● Brief:
From the records, return each line that has the word "index" in it.
*** Opening Data for the task ***
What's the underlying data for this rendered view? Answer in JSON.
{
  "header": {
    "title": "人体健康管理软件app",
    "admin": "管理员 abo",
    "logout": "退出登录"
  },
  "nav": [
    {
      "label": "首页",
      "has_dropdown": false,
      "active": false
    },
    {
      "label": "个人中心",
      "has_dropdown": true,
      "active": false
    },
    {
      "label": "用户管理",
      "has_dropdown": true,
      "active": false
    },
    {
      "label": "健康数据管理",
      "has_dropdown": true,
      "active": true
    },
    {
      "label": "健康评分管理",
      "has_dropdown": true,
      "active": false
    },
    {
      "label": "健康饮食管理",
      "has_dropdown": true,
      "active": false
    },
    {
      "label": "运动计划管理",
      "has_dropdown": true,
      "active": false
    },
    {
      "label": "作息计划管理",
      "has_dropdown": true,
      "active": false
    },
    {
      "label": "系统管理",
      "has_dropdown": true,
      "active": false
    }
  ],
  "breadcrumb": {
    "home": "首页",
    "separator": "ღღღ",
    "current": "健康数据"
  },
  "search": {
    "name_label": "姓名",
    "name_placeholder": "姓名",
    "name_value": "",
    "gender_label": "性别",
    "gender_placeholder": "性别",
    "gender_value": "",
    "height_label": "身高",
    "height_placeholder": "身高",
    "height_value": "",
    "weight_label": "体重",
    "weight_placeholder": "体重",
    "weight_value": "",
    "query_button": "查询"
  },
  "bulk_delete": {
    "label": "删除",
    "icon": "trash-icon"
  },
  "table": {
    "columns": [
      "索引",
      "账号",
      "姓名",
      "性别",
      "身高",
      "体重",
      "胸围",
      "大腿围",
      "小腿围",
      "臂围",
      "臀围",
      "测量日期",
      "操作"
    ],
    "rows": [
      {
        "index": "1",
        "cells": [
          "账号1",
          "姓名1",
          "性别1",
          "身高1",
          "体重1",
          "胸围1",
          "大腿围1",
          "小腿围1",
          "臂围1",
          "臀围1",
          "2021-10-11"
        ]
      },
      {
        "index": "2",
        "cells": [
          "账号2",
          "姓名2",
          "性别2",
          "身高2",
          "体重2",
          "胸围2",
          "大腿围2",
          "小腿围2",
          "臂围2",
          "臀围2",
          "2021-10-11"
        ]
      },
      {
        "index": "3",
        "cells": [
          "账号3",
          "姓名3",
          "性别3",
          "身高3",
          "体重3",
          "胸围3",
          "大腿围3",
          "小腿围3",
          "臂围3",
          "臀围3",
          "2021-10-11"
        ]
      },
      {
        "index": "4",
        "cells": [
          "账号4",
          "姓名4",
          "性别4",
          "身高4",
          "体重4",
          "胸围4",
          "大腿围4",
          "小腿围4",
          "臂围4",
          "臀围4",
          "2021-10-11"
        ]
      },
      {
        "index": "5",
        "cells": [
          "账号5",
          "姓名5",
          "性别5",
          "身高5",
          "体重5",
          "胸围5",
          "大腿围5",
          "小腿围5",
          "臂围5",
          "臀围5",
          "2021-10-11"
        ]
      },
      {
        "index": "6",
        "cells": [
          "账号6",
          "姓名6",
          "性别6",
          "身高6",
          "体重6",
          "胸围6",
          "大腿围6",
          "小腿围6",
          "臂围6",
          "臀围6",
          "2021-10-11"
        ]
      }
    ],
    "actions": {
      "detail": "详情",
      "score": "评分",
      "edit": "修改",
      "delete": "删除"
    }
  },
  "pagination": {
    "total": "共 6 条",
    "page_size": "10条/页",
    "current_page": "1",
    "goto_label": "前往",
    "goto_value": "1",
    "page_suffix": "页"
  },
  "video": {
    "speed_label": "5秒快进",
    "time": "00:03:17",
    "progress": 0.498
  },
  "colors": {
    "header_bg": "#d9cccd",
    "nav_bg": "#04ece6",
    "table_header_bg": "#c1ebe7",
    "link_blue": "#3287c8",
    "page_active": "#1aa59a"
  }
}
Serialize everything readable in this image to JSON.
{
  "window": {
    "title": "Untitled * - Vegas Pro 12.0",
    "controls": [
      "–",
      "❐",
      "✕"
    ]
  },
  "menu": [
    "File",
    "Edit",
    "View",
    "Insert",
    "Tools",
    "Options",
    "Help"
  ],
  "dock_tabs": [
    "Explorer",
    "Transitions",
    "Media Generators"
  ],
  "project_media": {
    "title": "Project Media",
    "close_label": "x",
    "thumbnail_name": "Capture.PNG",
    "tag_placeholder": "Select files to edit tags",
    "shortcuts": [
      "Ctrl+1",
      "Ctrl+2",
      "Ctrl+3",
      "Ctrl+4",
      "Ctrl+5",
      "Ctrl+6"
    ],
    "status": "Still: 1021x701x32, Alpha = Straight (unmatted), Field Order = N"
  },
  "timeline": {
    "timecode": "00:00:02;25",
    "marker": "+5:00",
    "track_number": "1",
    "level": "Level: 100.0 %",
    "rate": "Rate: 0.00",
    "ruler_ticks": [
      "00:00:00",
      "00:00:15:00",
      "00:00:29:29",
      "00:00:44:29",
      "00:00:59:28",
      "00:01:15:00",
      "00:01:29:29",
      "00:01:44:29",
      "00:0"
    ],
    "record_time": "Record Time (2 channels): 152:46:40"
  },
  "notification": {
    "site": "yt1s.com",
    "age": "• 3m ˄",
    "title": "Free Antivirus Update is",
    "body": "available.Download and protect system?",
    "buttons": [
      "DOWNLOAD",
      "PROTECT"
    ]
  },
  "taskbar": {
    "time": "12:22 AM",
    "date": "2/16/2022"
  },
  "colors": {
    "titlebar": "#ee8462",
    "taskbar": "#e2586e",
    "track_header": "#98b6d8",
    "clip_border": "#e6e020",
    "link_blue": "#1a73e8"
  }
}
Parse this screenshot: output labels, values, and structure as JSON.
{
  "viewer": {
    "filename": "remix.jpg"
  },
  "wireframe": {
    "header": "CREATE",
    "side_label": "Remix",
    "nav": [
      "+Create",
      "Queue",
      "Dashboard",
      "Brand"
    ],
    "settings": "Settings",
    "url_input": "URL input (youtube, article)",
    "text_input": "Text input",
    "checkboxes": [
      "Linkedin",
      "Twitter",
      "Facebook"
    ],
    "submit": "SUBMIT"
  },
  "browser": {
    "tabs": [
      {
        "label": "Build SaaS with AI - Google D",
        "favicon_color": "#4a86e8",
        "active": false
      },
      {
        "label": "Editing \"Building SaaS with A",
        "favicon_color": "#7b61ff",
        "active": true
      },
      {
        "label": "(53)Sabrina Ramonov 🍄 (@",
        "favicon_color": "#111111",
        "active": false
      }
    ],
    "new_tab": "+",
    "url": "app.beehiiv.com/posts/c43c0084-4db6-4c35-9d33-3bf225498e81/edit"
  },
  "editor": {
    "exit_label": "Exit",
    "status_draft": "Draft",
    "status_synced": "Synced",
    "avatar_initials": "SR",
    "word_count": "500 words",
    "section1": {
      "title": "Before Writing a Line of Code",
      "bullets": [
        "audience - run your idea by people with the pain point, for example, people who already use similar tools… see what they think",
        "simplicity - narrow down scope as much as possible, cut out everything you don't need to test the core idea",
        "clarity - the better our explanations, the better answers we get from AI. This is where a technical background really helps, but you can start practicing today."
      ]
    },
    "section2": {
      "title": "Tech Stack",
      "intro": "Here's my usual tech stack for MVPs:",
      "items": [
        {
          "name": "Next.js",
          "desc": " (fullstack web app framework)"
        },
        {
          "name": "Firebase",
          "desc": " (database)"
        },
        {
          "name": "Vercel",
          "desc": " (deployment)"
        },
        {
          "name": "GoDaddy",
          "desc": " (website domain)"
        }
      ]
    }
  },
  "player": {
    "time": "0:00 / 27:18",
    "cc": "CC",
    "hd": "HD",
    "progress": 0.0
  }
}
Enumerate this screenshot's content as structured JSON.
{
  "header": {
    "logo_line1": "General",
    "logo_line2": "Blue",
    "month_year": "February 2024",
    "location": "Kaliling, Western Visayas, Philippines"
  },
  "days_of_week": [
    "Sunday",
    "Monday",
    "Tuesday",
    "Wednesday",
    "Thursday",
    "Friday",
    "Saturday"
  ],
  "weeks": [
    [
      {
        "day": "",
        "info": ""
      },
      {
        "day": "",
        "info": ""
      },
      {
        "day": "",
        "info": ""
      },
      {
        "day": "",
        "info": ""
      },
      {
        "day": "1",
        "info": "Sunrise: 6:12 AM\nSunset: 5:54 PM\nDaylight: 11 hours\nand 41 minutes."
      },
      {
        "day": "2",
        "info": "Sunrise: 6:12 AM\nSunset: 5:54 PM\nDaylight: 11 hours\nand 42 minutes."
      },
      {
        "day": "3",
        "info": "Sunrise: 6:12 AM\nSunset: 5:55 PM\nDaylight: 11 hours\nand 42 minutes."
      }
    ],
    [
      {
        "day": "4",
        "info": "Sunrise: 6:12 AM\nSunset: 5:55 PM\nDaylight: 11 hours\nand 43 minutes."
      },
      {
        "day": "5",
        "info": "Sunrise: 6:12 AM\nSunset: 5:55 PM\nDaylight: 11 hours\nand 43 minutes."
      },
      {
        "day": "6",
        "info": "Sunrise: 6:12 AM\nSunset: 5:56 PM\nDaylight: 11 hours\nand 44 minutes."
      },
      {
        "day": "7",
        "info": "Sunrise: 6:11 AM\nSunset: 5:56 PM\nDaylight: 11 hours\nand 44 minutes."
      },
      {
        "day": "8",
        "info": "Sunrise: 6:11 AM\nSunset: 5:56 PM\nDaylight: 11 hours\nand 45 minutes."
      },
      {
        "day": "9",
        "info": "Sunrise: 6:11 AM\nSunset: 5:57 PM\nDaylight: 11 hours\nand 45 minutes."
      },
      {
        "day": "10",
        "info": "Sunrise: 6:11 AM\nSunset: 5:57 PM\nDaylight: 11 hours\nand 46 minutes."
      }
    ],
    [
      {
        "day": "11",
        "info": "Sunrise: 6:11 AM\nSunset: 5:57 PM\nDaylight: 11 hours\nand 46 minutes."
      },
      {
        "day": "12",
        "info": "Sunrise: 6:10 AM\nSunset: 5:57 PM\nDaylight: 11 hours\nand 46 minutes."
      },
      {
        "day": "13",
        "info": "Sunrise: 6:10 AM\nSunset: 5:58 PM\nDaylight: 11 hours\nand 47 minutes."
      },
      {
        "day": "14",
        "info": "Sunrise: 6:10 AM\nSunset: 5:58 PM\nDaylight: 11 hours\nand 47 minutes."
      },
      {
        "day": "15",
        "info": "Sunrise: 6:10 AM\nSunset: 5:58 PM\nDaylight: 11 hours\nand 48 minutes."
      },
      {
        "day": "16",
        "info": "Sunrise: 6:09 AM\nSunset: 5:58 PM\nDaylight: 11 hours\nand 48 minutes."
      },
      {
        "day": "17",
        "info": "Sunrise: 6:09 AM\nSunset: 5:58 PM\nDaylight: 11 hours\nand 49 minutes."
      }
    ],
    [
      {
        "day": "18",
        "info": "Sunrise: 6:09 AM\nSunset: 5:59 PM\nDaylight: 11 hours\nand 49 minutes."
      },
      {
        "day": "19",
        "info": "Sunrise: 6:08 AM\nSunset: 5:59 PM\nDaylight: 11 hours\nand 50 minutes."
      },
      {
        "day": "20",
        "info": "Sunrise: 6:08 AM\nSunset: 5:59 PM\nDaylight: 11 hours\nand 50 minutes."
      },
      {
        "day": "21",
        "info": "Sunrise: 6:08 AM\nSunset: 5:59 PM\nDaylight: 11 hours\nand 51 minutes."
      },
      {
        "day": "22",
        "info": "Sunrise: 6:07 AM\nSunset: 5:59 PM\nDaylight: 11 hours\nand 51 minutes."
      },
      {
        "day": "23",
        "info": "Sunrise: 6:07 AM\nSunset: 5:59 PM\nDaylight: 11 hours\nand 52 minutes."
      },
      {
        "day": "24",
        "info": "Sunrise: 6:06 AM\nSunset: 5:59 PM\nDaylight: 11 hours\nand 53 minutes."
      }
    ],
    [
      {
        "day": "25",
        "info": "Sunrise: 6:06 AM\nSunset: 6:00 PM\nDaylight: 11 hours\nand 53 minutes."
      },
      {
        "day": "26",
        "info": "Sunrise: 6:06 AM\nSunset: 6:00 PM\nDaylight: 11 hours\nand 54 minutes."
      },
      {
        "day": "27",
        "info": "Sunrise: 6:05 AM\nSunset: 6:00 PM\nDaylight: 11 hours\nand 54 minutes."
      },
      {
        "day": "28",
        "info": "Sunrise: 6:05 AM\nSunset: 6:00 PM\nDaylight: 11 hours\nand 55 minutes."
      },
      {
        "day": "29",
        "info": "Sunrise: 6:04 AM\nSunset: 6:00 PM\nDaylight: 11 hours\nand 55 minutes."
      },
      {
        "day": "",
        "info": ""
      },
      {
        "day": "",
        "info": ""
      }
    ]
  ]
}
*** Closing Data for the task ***
● Solution to the problem:
        "index": "1",
        "index": "2",
        "index": "3",
        "index": "4",
        "index": "5",
        "index": "6",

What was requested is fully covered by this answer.